Updated: Nov 11
With apologies to Billy Idol, this morning I received a long-sought Berns-Martin "Triple Draw" shoulder holster. "Dancing with myself" because I am the current trademark holder of Berns-Martin for gunleather. Prior owners were Bianchi Holsters (from 1974), the Elberton operation (from 1963), the Calhoun City operation (from 1950), closed up for WW2, then Jack Martin's Navy shipboard operation (from 1930). Bianchi's new owners allowed the mark to lapse and after the appropriate decades I scooped it up, registering it again in 2018 or so. Hindsight shows that my own mark, Red Nichols Holsters, is far stronger! Ask Mr. Google.
This new arrival is an Elberton, which generally are not nearly as well-crafted as the prior Calhoun City models yet this one is handsomely built:
Mine polished up nicely from that (above) using Fiebing's Tan Kote, which is rubbed in and polished in two applications (below). Yes, same holster:
The Triple-Draw that Jack Martin described in 1934 as "lightning fast" was also known by that name (Lightning) when configured solely for shoulder holster use, and as the Triple Draw when configured for belt and shoulder use, the former belt use including upside down crossdraw (!). Images of the Triple Draw being worn all these ways that were sent by Geoffrey Boothroyd to Ian Fleming in his effort to persuade Fleming to arm Bond with the then-new Centennial are lost to time. Below is Witty's late model B-M "Lightning" and it has the cotton webbing harness that then didn't need holes punched into it to adjust the buckles; clever. And could be laundered.
Here's Jack Martin showing all three positions of the Triple Draw, from a Jeff Cooper book:
Tan Kote first dissolves what it can of the old finish (rub it in using a sheepswool pad) then blends it into the leather and the stitching. Leaves it looking like a brand new Bianchi holster of the '70s, which were so-treated but using Fiebing's Harness Dressing that is no long available in uncoloured. Bianchi holsters were stitched with the same linen threads that B-Ms were and JB wanted the dressing to tone down the white thread so it wouldn't look cheap like a JayPee, for example. Gotta say that he was right on the money, and Bianchis had the look of Heisers and Myres, with the deep, rich full-grain leathers finished as what's called 'aniline' (so, not painted like a J.M. Bucheimer; or a a JayPee. Puh, Easterners!)
I bought it cheaply meaning to disassemble it, to show you what it looks like inside. Now I doubt I will because this one has a literally 'snappy' spring that 'pops' when the forefinger is flicked through the closure. On the other hand it's not nearly strong enough for inverted carry, given that my spring tester for spring holsters reads only about 5# closing force when at least 10# is desirable (and some like the X-15 run to 15#). What's clever is that the wire inside runs behind the recoil shields of what was originally a Colt 2" in .38 Special, then the J frame Smiths in that caliber were added in the very early '50s. If I do take it apart I'll use a knife in the stitch seams, which will then tell us: by hand, or by machine (the little cut pieces of thread are different in the one than in the other).
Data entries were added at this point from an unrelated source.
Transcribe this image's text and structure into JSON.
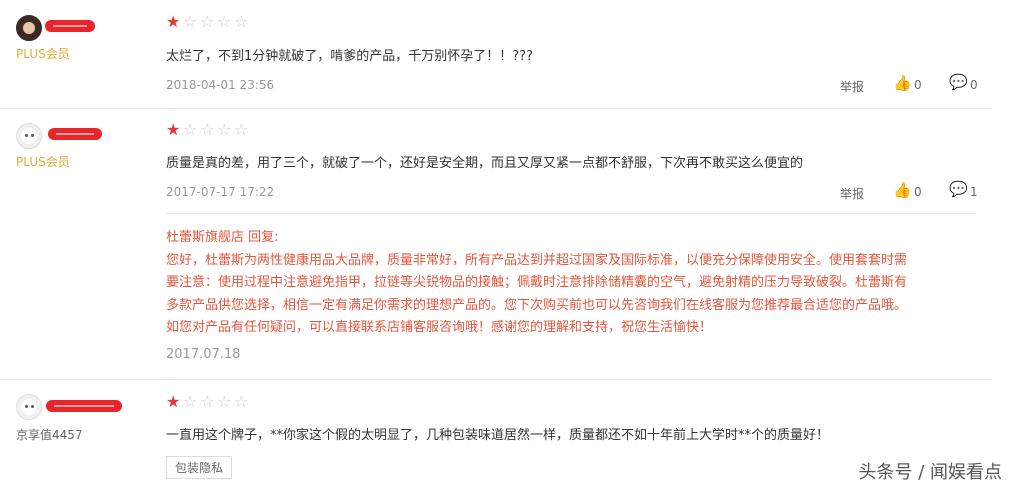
{
  "reviews": [
    {
      "level": "PLUS会员",
      "rating": 1,
      "text": "太烂了，不到1分钟就破了，啃爹的产品，千万别怀孕了！！???",
      "date": "2018-04-01 23:56",
      "report": "举报",
      "likes": "0",
      "comments": "0"
    },
    {
      "level": "PLUS会员",
      "rating": 1,
      "text": "质量是真的差，用了三个，就破了一个，还好是安全期，而且又厚又紧一点都不舒服，下次再不敢买这么便宜的",
      "date": "2017-07-17 17:22",
      "report": "举报",
      "likes": "0",
      "comments": "1",
      "reply": {
        "header": "杜蕾斯旗舰店 回复:",
        "lines": [
          "您好，杜蕾斯为两性健康用品大品牌，质量非常好，所有产品达到并超过国家及国际标准，以便充分保障使用安全。使用套套时需",
          "要注意：使用过程中注意避免指甲，拉链等尖锐物品的接触；佩戴时注意排除储精囊的空气，避免射精的压力导致破裂。杜蕾斯有",
          "多款产品供您选择，相信一定有满足你需求的理想产品的。您下次购买前也可以先咨询我们在线客服为您推荐最合适您的产品哦。",
          "如您对产品有任何疑问，可以直接联系店铺客服咨询哦！感谢您的理解和支持，祝您生活愉快！"
        ],
        "date": "2017.07.18"
      }
    },
    {
      "level": "京享值4457",
      "rating": 1,
      "text": "一直用这个牌子，**你家这个假的太明显了，几种包装味道居然一样，质量都还不如十年前上大学时**个的质量好！",
      "tag": "包装隐私"
    }
  ],
  "watermark": "头条号 / 闻娱看点",
  "colors": {
    "star": "#e4393c",
    "plus": "#e4a93a",
    "reply": "#e4563c",
    "redact": "#e8242c"
  },
  "icons": {
    "like": "thumbs-up-icon",
    "comment": "comment-bubble-icon",
    "star": "star-icon"
  }
}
Above, Elmer Keith with his rare 4" in 1944. In that time the harness was made from the same horsehide leather of the holster and the two were combined into a single piece.
From the Lightning came the knowledge that we at Bianchi could solve the unexpected problem of Chief's Specials falling out of the all-new 9R inverted shoulder holster that JB intended to surpass the Triple Draw by having cylinder recesses. "Ohhh, that's what that little hand-sewn leather welt is for at the revolver's muzzle: it keeps the revolver from turning inside the holster pocket and allowing inertia to pop the pistol right out through the mouth!". I added ia post-and-screw with a rubber grommet in place of the leather welt, allowing us to retrofit any returns from the field. Witty owns one that is marked 'prototype'.
For retention no inverted (strapless) shoulder holster can equal even the fifty-year old Bianchi 9R-1 or -2 (there was a -3 but we didn't actually so-mark them). If I do say so myself. And I do, It, too, was a 'triple draw' and more by having not one set of belt slots but another on the outside for LH wear; so a Quadruple Draw :-):
Below, Berns-Martin's earliest catalogue offering of their shoulder holster is 1951's because that's when the Chief's Special was introduced, and there are no prior catalogues with the Triple Draw et al, nor are there any extant shoulder holsters w/out the famed Calhoun City mark that began in 1950 or so. This one is 1953's, the prior 1951 catalogue with its mention of the CS does not call the setup out as 'Triple Draw' (first time I've noticed this):
Read more in my book titled "Holstory -- Gunleather of the Twentieth Century -- the Second Edition" that is available at www.holstory.com and printed for you/shipped to you in USA.